In this book (probably Bishop Spong's last), we see a challenging interpretation of the fourth gospel (according to john). The author claims that the primary characters in the gospel are invented to tell a story, to illustrate the meaning of the life of Jesus. That concept is a challenge to literalists, and confounding to non-Christians. This book, by one of my favorite authors, gave me a new understanding of an important book in the Bible. I recommend reading both. Quote worth remembering: "One cannot know the essence of love until one can love another - not because another deserves love, but because another simply is.

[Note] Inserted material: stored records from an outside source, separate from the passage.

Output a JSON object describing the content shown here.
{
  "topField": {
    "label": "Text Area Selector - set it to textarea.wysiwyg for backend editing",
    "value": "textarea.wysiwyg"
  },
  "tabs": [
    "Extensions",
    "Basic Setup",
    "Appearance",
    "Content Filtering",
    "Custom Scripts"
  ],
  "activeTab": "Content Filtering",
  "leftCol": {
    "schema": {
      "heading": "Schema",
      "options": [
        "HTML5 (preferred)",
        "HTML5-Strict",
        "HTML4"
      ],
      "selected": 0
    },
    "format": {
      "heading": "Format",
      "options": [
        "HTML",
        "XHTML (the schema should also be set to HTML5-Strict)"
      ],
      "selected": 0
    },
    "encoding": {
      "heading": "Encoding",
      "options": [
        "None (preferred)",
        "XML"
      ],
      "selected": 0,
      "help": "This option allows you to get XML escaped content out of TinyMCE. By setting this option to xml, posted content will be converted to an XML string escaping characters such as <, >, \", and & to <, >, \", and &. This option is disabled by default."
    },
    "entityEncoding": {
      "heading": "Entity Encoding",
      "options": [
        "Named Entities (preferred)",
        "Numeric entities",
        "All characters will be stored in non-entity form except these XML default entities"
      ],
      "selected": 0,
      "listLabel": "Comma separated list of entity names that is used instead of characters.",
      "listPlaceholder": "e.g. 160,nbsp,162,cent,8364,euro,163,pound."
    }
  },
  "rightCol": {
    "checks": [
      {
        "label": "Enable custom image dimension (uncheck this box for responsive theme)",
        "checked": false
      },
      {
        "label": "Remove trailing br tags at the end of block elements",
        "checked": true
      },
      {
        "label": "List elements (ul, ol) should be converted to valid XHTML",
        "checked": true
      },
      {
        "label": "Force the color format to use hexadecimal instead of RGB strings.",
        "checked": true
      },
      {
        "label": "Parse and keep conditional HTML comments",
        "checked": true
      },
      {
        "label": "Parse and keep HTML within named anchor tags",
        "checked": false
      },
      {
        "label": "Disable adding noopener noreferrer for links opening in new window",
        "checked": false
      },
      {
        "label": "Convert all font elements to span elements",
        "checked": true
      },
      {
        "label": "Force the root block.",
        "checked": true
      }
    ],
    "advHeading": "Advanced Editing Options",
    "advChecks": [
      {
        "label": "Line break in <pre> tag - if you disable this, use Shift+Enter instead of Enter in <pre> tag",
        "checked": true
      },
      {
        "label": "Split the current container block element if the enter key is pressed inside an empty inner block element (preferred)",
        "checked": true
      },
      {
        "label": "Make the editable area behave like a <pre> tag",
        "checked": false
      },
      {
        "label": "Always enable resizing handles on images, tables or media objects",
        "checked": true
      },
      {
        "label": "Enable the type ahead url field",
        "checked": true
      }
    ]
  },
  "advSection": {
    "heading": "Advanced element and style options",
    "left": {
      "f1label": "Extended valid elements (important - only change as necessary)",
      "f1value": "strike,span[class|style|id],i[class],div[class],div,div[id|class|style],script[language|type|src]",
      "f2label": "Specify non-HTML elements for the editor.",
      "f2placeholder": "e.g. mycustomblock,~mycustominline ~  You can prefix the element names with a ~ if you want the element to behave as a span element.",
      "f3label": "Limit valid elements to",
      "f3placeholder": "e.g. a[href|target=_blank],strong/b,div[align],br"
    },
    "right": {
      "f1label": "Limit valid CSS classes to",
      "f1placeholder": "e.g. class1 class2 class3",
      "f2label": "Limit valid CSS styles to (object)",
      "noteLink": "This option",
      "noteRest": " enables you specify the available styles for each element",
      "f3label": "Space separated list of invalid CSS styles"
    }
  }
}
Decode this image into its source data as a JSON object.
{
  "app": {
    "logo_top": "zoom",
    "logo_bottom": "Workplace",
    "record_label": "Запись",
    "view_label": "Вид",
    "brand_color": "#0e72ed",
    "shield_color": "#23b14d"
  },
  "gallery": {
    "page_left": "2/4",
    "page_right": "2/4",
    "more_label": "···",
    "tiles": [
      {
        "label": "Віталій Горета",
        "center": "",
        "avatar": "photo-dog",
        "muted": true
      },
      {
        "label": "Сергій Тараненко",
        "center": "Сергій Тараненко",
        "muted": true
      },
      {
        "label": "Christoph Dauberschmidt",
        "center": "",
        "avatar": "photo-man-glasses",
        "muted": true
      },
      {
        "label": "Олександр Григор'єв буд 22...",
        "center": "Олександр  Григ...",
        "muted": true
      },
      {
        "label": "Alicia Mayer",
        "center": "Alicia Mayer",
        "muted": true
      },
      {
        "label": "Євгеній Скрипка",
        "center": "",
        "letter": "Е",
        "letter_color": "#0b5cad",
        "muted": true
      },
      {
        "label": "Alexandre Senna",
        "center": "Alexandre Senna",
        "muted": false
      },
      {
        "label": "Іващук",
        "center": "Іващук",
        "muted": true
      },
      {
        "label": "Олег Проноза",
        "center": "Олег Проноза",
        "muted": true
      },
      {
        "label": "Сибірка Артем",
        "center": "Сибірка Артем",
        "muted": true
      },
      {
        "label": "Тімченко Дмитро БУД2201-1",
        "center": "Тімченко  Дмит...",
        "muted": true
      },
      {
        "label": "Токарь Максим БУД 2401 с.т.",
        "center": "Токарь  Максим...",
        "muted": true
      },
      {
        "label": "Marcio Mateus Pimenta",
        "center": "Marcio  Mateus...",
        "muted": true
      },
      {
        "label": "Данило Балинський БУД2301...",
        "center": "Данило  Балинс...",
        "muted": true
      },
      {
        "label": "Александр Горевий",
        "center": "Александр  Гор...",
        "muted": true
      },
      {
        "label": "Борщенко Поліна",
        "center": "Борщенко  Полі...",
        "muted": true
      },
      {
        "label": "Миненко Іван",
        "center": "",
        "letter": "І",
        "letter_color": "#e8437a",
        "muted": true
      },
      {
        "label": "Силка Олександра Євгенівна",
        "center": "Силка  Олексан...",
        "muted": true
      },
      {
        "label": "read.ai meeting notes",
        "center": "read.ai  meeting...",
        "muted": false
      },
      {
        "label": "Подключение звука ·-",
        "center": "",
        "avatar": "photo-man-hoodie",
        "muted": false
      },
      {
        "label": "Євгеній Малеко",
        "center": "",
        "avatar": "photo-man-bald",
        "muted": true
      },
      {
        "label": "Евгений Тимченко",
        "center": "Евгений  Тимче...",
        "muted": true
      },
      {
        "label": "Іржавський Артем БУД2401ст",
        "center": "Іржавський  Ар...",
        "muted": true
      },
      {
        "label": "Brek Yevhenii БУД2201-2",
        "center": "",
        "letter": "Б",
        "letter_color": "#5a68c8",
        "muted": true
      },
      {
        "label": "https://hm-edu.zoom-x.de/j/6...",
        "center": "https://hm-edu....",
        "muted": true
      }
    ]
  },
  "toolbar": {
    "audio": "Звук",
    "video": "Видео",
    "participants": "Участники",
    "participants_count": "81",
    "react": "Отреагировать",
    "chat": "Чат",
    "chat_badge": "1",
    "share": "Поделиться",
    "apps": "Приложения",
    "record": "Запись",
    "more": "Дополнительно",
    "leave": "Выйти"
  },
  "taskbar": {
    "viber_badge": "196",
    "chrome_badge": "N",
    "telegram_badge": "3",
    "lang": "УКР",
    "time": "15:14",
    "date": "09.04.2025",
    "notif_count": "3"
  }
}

I'm a big fan of Bishop Spong, and hesitate to criticize the work of such an icon, but in the Nook edition I found two curious errors: Near the beginning is a reference to the Dead Sea Scrolls found near Nag Hammadi on the Dead Sea (I skipped over this assuming it represented a simple digitizing issue of the sort we see when publishers contract with somebody in Baluchistan), then near the end is another reference to the Gospel of Thomas claimed to be part of the Dead Sea Scrolls! Nag Hammadi is in Egypt, nowhere near the Dead Sea. And the Gospel of Thomas was actually part of the Nag Hammadi Library, not the Dead Sea Scrolls. I'm flabbergasted.